§ DATA TO PROCESS:

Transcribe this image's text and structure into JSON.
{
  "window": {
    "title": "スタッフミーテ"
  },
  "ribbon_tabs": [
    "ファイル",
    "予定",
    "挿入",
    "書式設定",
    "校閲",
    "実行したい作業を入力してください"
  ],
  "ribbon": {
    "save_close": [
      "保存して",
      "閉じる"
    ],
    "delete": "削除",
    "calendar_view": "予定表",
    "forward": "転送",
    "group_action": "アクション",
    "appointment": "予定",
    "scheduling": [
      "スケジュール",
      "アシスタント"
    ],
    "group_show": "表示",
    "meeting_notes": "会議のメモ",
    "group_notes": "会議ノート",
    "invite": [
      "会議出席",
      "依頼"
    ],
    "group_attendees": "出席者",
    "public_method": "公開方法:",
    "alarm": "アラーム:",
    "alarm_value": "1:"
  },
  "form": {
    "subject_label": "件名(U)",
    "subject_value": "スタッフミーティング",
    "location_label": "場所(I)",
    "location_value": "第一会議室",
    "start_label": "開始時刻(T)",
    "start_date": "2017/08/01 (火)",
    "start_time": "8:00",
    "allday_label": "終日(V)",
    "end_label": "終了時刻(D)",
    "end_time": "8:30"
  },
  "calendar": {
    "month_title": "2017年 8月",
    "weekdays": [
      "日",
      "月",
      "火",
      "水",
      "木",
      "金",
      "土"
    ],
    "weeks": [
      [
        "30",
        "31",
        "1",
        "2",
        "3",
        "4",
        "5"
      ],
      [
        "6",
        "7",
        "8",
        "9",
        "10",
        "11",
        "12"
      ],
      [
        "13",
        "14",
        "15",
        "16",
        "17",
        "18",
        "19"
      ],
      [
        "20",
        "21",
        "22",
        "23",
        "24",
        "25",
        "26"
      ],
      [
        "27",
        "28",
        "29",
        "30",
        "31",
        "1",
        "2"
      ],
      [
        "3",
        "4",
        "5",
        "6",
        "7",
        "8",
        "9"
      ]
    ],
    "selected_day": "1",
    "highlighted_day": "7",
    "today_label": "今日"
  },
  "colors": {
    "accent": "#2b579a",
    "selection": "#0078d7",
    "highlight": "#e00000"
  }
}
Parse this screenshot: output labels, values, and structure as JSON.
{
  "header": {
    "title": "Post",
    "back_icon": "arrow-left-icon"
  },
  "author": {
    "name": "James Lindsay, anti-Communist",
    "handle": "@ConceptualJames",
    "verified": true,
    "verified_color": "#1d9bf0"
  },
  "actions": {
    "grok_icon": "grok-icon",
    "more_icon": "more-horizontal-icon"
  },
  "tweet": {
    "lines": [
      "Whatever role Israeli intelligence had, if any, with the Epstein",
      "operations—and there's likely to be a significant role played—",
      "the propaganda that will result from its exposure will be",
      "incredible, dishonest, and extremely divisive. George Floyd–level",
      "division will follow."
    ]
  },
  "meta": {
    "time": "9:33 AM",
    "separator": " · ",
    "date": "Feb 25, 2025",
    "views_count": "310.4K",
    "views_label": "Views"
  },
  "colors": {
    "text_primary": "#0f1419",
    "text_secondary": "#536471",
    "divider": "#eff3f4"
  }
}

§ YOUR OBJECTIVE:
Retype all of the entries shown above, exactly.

§ RESPONSE AREA:
Transcribe this image's text and structure into JSON.
{
  "window": {
    "title": "スタッフミーテ"
  },
  "ribbon_tabs": [
    "ファイル",
    "予定",
    "挿入",
    "書式設定",
    "校閲",
    "実行したい作業を入力してください"
  ],
  "ribbon": {
    "save_close": [
      "保存して",
      "閉じる"
    ],
    "delete": "削除",
    "calendar_view": "予定表",
    "forward": "転送",
    "group_action": "アクション",
    "appointment": "予定",
    "scheduling": [
      "スケジュール",
      "アシスタント"
    ],
    "group_show": "表示",
    "meeting_notes": "会議のメモ",
    "group_notes": "会議ノート",
    "invite": [
      "会議出席",
      "依頼"
    ],
    "group_attendees": "出席者",
    "public_method": "公開方法:",
    "alarm": "アラーム:",
    "alarm_value": "1:"
  },
  "form": {
    "subject_label": "件名(U)",
    "subject_value": "スタッフミーティング",
    "location_label": "場所(I)",
    "location_value": "第一会議室",
    "start_label": "開始時刻(T)",
    "start_date": "2017/08/01 (火)",
    "start_time": "8:00",
    "allday_label": "終日(V)",
    "end_label": "終了時刻(D)",
    "end_time": "8:30"
  },
  "calendar": {
    "month_title": "2017年 8月",
    "weekdays": [
      "日",
      "月",
      "火",
      "水",
      "木",
      "金",
      "土"
    ],
    "weeks": [
      [
        "30",
        "31",
        "1",
        "2",
        "3",
        "4",
        "5"
      ],
      [
        "6",
        "7",
        "8",
        "9",
        "10",
        "11",
        "12"
      ],
      [
        "13",
        "14",
        "15",
        "16",
        "17",
        "18",
        "19"
      ],
      [
        "20",
        "21",
        "22",
        "23",
        "24",
        "25",
        "26"
      ],
      [
        "27",
        "28",
        "29",
        "30",
        "31",
        "1",
        "2"
      ],
      [
        "3",
        "4",
        "5",
        "6",
        "7",
        "8",
        "9"
      ]
    ],
    "selected_day": "1",
    "highlighted_day": "7",
    "today_label": "今日"
  },
  "colors": {
    "accent": "#2b579a",
    "selection": "#0078d7",
    "highlight": "#e00000"
  }
}
Parse this screenshot: output labels, values, and structure as JSON.
{
  "header": {
    "title": "Post",
    "back_icon": "arrow-left-icon"
  },
  "author": {
    "name": "James Lindsay, anti-Communist",
    "handle": "@ConceptualJames",
    "verified": true,
    "verified_color": "#1d9bf0"
  },
  "actions": {
    "grok_icon": "grok-icon",
    "more_icon": "more-horizontal-icon"
  },
  "tweet": {
    "lines": [
      "Whatever role Israeli intelligence had, if any, with the Epstein",
      "operations—and there's likely to be a significant role played—",
      "the propaganda that will result from its exposure will be",
      "incredible, dishonest, and extremely divisive. George Floyd–level",
      "division will follow."
    ]
  },
  "meta": {
    "time": "9:33 AM",
    "separator": " · ",
    "date": "Feb 25, 2025",
    "views_count": "310.4K",
    "views_label": "Views"
  },
  "colors": {
    "text_primary": "#0f1419",
    "text_secondary": "#536471",
    "divider": "#eff3f4"
  }
}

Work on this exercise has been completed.